→ **PROBLEM DETAILS**: Lines from the entries below that hold "EURUSD" form the answer; copy all of them.

→ **ENTRIES PROVIDED**:
┌──

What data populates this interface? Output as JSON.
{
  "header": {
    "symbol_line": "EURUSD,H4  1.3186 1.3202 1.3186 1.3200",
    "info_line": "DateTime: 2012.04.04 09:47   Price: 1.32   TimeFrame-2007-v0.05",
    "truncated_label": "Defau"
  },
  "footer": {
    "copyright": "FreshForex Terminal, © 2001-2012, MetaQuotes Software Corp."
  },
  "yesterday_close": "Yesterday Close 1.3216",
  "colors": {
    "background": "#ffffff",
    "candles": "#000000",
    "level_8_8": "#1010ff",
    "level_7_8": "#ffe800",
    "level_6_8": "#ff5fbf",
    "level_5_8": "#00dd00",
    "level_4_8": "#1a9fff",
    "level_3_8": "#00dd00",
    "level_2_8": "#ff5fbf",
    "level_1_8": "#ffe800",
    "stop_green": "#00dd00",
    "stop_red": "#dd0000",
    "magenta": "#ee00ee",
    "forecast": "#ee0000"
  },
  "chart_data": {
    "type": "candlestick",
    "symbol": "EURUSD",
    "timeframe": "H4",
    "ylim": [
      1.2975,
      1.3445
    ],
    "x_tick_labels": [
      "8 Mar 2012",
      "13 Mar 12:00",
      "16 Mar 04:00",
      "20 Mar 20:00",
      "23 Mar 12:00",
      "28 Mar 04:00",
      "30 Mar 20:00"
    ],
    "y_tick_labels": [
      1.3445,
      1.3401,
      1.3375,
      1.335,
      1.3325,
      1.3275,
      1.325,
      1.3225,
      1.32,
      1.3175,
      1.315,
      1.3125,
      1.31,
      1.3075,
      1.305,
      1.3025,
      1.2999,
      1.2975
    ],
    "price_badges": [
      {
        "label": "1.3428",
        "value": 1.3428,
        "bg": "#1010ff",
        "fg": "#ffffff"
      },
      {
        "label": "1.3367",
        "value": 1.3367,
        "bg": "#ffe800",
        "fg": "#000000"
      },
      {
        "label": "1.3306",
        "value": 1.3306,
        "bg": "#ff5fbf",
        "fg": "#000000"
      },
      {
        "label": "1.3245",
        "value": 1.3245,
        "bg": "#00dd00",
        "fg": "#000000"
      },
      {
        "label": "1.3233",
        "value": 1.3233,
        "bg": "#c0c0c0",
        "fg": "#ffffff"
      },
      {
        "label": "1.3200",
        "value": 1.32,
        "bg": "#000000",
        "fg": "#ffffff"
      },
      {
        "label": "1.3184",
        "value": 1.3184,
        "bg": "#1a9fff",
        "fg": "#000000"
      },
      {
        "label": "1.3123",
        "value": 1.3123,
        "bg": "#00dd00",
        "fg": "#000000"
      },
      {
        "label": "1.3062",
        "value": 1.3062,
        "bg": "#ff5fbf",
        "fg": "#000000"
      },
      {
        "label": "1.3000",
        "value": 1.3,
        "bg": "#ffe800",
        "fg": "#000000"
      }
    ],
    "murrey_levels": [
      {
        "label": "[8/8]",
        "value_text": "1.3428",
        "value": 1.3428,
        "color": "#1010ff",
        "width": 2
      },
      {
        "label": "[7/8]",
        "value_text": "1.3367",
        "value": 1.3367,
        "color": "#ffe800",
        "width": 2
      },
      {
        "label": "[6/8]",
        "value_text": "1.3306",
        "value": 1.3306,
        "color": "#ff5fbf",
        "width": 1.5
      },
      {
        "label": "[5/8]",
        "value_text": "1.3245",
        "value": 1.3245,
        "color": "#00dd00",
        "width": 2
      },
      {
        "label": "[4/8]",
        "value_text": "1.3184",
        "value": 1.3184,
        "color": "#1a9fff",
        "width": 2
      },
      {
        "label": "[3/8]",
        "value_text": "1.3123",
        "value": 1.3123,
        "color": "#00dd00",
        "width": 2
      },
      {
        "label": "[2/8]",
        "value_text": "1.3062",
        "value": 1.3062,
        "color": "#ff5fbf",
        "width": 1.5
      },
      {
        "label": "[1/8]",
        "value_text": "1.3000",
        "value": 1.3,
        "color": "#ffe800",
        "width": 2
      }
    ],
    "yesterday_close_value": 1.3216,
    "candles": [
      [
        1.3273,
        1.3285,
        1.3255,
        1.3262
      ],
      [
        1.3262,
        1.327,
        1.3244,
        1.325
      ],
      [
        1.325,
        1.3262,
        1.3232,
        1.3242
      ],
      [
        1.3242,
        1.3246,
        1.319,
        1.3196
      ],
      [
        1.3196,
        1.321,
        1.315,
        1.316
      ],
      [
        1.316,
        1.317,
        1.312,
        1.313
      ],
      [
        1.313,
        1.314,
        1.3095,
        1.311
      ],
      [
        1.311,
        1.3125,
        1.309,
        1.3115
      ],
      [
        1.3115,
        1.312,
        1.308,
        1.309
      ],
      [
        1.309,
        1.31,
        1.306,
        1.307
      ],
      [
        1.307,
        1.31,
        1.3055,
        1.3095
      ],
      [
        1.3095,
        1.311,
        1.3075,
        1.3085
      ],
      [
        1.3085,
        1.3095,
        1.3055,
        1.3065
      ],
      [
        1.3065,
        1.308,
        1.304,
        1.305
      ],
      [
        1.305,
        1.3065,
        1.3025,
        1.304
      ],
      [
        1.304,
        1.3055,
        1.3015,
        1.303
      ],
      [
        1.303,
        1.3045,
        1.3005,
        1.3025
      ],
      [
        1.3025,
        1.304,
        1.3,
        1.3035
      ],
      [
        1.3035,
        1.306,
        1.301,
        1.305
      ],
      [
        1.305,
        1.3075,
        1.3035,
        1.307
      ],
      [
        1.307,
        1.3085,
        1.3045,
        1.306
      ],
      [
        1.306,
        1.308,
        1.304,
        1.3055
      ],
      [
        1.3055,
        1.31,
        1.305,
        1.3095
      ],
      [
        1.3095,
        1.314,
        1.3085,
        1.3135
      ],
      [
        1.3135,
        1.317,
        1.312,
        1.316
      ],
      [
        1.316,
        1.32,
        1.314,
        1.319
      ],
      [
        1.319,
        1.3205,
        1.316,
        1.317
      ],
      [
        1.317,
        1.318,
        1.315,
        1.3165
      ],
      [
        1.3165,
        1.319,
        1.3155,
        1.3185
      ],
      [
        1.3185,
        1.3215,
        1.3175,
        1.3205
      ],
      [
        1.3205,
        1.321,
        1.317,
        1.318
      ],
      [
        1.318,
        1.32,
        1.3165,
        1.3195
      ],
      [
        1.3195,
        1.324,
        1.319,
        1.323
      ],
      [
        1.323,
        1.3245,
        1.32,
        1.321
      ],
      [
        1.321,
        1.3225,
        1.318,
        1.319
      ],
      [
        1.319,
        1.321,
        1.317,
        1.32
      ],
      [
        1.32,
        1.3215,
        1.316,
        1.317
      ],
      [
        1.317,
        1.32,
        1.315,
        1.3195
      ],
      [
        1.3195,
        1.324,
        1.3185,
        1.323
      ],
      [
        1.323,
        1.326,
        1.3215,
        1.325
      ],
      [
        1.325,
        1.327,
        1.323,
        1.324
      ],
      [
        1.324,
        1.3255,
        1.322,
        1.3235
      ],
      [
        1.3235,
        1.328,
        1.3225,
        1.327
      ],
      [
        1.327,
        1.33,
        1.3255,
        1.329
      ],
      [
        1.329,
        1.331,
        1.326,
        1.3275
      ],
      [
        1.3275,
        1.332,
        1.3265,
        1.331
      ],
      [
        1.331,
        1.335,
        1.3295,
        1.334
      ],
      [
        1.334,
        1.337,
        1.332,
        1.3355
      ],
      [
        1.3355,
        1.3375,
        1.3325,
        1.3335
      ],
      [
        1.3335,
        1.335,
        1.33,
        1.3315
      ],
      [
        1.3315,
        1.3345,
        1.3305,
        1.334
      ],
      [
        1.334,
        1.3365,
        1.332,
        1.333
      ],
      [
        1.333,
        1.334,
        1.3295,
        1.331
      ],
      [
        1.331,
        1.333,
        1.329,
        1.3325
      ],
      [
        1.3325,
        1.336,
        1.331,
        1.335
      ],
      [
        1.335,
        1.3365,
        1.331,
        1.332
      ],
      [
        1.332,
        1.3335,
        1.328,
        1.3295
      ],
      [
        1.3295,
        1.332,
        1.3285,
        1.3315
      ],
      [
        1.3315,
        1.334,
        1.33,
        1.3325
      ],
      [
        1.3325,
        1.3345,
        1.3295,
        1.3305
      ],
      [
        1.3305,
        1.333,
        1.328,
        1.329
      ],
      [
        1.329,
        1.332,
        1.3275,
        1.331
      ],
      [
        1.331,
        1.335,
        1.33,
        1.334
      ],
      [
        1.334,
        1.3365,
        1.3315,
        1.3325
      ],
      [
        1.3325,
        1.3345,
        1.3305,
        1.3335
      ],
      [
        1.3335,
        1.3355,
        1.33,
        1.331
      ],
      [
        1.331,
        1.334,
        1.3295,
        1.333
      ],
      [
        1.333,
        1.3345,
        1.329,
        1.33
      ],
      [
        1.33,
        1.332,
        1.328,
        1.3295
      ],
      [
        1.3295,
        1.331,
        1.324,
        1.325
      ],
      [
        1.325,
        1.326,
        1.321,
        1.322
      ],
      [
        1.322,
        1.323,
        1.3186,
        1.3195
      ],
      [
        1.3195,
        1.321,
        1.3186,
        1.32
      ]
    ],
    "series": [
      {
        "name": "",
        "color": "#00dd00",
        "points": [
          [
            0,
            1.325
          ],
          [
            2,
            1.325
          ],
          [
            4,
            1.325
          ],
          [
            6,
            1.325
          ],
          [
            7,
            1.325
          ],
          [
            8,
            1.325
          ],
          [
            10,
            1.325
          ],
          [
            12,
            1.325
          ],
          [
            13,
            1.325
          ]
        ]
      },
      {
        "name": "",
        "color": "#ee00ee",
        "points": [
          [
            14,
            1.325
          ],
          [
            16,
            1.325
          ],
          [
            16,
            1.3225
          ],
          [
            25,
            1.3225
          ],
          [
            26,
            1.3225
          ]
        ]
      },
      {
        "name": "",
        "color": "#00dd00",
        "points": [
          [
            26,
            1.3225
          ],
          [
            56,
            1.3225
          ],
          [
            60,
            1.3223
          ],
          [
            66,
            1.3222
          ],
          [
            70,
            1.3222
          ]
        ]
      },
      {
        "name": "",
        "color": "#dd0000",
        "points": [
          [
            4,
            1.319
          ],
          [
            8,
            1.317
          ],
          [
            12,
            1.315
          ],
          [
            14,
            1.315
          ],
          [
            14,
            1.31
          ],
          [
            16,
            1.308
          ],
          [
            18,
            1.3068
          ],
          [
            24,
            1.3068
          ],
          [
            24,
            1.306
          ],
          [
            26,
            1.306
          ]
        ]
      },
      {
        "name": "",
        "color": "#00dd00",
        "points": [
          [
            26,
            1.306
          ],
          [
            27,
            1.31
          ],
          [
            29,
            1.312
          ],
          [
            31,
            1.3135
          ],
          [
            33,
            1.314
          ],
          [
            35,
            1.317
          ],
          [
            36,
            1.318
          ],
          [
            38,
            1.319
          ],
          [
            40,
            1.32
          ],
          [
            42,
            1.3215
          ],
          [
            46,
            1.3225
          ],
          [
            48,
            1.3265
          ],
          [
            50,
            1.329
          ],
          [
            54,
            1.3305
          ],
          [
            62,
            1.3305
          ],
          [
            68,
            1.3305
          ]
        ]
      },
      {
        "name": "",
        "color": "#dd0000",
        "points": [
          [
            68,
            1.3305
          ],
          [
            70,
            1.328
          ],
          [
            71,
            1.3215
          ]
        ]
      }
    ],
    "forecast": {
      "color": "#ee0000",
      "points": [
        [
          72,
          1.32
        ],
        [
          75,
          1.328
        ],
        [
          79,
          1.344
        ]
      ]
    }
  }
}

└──

→ **RESULT FOR THIS TASK**:
    "symbol_line": "EURUSD,H4  1.3186 1.3202 1.3186 1.3200",
    "symbol": "EURUSD",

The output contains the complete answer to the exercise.